Teddington Lock, on the western outskirts of London, is the end of the tidal reach of the Thames.
An obelisk 265 yards below the Lock marks the boundary of the jurisdiction of the Port of London Authority and the Environment Agency.
Before Teddington Lock was constructed in 1811 the river was tidal as far as Kingston. The pound lock was an early attempt to control the high tides, which in the 19th century were around ten feet above the level in Roman times. Today the tide flows up to Teddington but the half tide lock at Richmond prevents too strong a current and keeps the river level.

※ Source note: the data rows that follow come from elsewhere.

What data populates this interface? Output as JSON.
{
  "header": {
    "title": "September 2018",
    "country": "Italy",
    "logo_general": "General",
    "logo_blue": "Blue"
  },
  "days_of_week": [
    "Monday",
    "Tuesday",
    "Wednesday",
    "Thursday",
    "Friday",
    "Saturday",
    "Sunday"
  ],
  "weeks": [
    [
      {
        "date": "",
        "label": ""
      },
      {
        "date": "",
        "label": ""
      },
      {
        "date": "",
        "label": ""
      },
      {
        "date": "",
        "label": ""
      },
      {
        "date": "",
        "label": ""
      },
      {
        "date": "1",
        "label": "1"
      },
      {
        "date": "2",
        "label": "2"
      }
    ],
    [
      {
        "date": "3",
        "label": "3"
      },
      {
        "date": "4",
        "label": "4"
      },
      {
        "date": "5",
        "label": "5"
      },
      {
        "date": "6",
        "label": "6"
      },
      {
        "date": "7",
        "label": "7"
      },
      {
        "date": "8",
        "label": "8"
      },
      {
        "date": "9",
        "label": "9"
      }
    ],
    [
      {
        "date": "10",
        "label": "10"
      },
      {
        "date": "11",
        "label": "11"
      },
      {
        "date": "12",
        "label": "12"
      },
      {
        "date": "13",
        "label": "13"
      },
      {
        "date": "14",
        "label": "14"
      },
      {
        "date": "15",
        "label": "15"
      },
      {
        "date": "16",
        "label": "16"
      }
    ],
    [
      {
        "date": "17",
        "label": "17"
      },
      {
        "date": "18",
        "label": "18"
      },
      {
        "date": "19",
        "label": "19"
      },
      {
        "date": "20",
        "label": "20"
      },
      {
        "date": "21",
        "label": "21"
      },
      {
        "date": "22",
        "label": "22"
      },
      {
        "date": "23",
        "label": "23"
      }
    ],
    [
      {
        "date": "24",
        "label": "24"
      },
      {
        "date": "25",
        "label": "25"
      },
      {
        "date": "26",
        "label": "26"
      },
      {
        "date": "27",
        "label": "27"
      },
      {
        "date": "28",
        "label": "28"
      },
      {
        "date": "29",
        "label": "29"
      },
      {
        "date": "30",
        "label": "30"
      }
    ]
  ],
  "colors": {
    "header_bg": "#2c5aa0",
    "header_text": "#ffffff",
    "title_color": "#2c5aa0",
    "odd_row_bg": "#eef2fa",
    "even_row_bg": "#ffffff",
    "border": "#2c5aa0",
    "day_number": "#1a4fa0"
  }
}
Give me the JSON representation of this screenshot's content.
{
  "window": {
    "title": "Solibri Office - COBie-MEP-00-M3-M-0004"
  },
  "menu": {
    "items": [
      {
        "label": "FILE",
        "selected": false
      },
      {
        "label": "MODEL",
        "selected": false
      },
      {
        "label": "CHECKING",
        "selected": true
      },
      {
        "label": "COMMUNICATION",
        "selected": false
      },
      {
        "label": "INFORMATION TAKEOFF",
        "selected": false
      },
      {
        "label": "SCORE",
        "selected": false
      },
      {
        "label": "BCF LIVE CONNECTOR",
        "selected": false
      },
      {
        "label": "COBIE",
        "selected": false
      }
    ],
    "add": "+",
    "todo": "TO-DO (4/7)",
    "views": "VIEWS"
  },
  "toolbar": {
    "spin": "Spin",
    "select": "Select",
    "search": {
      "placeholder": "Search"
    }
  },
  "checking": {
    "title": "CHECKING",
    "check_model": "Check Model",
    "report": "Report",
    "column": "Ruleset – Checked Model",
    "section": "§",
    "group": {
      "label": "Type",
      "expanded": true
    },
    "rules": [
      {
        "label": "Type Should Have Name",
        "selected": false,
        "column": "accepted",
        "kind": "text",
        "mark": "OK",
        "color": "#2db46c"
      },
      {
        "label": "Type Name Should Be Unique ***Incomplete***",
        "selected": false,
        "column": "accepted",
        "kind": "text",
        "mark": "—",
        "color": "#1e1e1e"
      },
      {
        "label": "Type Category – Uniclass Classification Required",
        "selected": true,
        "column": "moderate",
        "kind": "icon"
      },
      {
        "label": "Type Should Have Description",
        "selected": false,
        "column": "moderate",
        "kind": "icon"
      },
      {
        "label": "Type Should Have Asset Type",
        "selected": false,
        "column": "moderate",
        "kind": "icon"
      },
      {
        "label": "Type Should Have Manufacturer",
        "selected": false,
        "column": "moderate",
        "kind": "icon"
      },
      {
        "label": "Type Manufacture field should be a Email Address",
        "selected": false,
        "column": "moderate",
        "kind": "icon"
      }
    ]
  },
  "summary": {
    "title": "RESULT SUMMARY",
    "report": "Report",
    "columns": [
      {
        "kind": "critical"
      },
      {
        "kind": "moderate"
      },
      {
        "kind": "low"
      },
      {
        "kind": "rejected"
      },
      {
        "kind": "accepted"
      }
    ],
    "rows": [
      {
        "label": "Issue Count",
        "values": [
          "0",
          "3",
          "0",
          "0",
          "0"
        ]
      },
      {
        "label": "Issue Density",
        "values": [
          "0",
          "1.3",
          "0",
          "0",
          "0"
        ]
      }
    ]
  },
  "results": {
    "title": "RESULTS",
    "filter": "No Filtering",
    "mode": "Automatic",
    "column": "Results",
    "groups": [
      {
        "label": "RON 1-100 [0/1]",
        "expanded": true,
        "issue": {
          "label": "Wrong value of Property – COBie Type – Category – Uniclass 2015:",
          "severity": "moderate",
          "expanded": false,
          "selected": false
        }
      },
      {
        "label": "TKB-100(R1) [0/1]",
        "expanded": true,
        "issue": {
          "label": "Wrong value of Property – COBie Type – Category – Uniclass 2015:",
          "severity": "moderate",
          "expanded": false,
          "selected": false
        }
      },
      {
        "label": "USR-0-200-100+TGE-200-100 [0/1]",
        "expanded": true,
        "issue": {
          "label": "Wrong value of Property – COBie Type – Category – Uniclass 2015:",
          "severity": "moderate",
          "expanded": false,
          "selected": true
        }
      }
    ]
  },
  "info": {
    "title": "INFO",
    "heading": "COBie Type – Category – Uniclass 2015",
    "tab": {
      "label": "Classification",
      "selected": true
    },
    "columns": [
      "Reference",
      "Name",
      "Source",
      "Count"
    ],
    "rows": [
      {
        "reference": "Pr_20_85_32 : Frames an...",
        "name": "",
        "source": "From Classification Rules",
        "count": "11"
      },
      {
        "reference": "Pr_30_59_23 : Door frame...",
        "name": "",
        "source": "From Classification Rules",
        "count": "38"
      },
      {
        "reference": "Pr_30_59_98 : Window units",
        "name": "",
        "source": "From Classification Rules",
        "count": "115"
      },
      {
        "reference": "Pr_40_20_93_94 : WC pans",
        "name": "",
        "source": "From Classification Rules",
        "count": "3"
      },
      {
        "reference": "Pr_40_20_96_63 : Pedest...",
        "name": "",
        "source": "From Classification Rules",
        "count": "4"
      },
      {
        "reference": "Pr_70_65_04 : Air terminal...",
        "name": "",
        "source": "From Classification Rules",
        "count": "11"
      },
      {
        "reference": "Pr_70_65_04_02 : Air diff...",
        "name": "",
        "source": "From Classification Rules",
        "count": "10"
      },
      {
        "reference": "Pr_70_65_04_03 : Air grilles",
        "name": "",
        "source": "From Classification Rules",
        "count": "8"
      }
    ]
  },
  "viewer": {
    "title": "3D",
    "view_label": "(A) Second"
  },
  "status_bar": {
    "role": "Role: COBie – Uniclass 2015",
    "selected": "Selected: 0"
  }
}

In 1888 – 89 a footbridge, built to the designs of G. Pooley replaced the ferry at Teddington. Two footbridges of different designs meet on the island at Teddington. The bridge spanning the river from the Middlesex bank to the island is a suspension bridge, while the shorter structure crossing from the Surrey bank has a girder design.